How many times has the first line or paragraph of a novel persuaded us to buy the book right away?
First impressions do count, so it is important that the writer nail the start of a story from the get-go. Who can forget these immortal openings, four of which are referenced from the excellent Oxford Royale Academy site.
1. “It was a bright cold day in April, and the clocks were striking thirteen.” Nineteen Eighty-Four, George Orwell (1949)
The first sentence of George Orwell’s masterpiece, Nineteen Eighty-Four, sets a tone through its jarring use of the number thirteen. Not only is thirteen associated with bad luck, it suggests that something is off with the world, since traditional clocks have only twelve numbers. This creates a sense of anxiety in the reader that persists throughout the entire novel and keeps us turning the pages.
2. “It was the best of times, it was the worst of times, it was the age of wisdom, it was the age of foolishness, it was the epoch of belief, it was the epoch of incredulity, it was the season of Light, it was the season of Darkness, it was the spring of hope, it was the winter of despair, we had everything before us, we had nothing before us, we were all going direct to Heaven, we were all going direct the other way.” A Tale of Two Cities, Charles Dickens (1859).
Dickens’ use of contrasting clauses in the opening of his historical novel, A Tale of Two Cities, balanced by the repetition of ‘it was’, ‘we had’ and ‘we were all’, prepares us for the back-and-forth conflict that occurs in London and Paris prior and during the French Revolution—essentially a struggle between good and evil. The tale is rooted in the particular and the general, and this makes it a truly timeless and universal story.

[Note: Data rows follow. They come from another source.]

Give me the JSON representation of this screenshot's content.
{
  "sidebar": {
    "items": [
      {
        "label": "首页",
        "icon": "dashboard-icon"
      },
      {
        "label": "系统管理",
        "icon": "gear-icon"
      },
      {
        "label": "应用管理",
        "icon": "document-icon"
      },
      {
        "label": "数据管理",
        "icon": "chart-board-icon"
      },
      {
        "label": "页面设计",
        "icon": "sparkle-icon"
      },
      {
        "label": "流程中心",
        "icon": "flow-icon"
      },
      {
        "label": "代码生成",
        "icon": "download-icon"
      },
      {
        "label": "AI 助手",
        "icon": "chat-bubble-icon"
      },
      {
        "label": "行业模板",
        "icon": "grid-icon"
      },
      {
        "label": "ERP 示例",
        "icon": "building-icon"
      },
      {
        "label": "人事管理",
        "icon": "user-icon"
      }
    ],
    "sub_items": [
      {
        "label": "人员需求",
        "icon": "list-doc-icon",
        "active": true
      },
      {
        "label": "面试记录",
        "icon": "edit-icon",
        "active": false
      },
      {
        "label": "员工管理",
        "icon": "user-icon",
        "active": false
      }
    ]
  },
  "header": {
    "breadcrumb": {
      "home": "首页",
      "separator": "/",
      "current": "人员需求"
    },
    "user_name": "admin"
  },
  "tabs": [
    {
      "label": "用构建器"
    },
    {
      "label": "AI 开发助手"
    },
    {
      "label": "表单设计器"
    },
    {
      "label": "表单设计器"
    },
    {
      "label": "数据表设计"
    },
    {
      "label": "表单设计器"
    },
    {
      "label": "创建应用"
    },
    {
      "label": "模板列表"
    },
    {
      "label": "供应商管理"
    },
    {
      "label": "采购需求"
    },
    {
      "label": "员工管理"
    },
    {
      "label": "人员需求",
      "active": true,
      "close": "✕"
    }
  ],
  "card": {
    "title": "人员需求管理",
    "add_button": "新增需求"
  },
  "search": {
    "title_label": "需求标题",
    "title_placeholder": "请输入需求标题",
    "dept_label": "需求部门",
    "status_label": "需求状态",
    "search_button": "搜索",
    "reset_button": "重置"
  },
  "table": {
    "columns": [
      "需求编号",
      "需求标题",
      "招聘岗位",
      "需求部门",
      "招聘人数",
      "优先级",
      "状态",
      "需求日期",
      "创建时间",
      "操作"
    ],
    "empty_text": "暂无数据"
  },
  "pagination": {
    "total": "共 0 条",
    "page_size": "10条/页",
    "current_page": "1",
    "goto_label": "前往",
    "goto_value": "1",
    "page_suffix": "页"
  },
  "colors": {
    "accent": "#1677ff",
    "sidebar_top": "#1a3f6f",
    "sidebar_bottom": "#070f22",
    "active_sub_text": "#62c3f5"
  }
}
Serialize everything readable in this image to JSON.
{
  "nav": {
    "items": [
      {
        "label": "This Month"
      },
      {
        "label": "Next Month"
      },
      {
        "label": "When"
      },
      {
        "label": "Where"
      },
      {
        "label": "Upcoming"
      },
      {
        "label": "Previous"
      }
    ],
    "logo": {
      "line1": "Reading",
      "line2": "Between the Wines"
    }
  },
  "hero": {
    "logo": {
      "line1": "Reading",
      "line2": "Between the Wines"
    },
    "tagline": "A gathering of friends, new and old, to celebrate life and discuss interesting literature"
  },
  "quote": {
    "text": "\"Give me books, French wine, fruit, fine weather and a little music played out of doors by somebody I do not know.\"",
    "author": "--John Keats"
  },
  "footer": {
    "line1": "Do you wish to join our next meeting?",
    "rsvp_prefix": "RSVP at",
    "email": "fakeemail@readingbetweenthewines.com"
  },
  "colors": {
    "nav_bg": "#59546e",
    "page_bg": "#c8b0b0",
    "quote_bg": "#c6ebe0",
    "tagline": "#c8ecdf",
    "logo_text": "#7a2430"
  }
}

3. “It is a truth universally acknowledged, that a single man in possession of a good fortune, must be in want of a wife.” Pride and Prejudice, Jane Austen (1813)
Here Jane Austin‘s somewhat satirical tone establishes the author’s posture towards the social norms of the day. The line, we later discover, is associated with Mrs. Bennet, a persistent woman who is determined to marry off her six daughters come hell or high water. We secretly enjoy Austen’s subtle but somewhat cruel social and cultural critique, and this keeps us wanting to read more.
“A great first line serves as a secret fountain to our story, allowing us to drink from it when all other sources dry up.”
4. “In a hole in the ground there lived a hobbit.” The Hobbit, Tolkien (1932).
The unassuming simplicity of this line is precisely what makes it work so well as an opening salvo, harking back to countless fairytales. Furthermore, we are immediately intrigued by the word, ‘hobbit’. We ask ourselves, what kind of creature is a hobbit? And why does he live in a hole in the ground? We seek answers to these questions and so we keep reading.
And lastly, if I may be permitted the presumption of intruding upon such illustrious company:
“WHEN I was a young man and my life was bursting through like a newly sprung carnation, I thought about time as a phenomenon flowing from the equations of physics, something to be answered by the math; but now that I am older and given to bouts of melancholy during my ambles along the shore, time and space have become a longing and the equations have been tamed by syrup poured over waffles baked to a golden hue.” The Nostalgia of Time Travel, Stavros Halvatzis (2015).
Here, the narrator’s romanticised sense of nostalgia about his youth immediately betrays itself through the phrase ‘newly sprung carnation’. It also characterises him as something of a dandy. His initial belief in the equations of physics has been ‘tamed’, ironically enough, by time itself. There is something touching, however, about his failure to solve the intractable mathematical equation that has consumed his life, a sentiment bolstered by words such as ‘melancholy’, ‘ambles’ and ‘longing’. The impression that we are left with is of a once brilliant man in decline, forced to spend his time reminiscing about the past over ‘waffles baked to a golden hue’.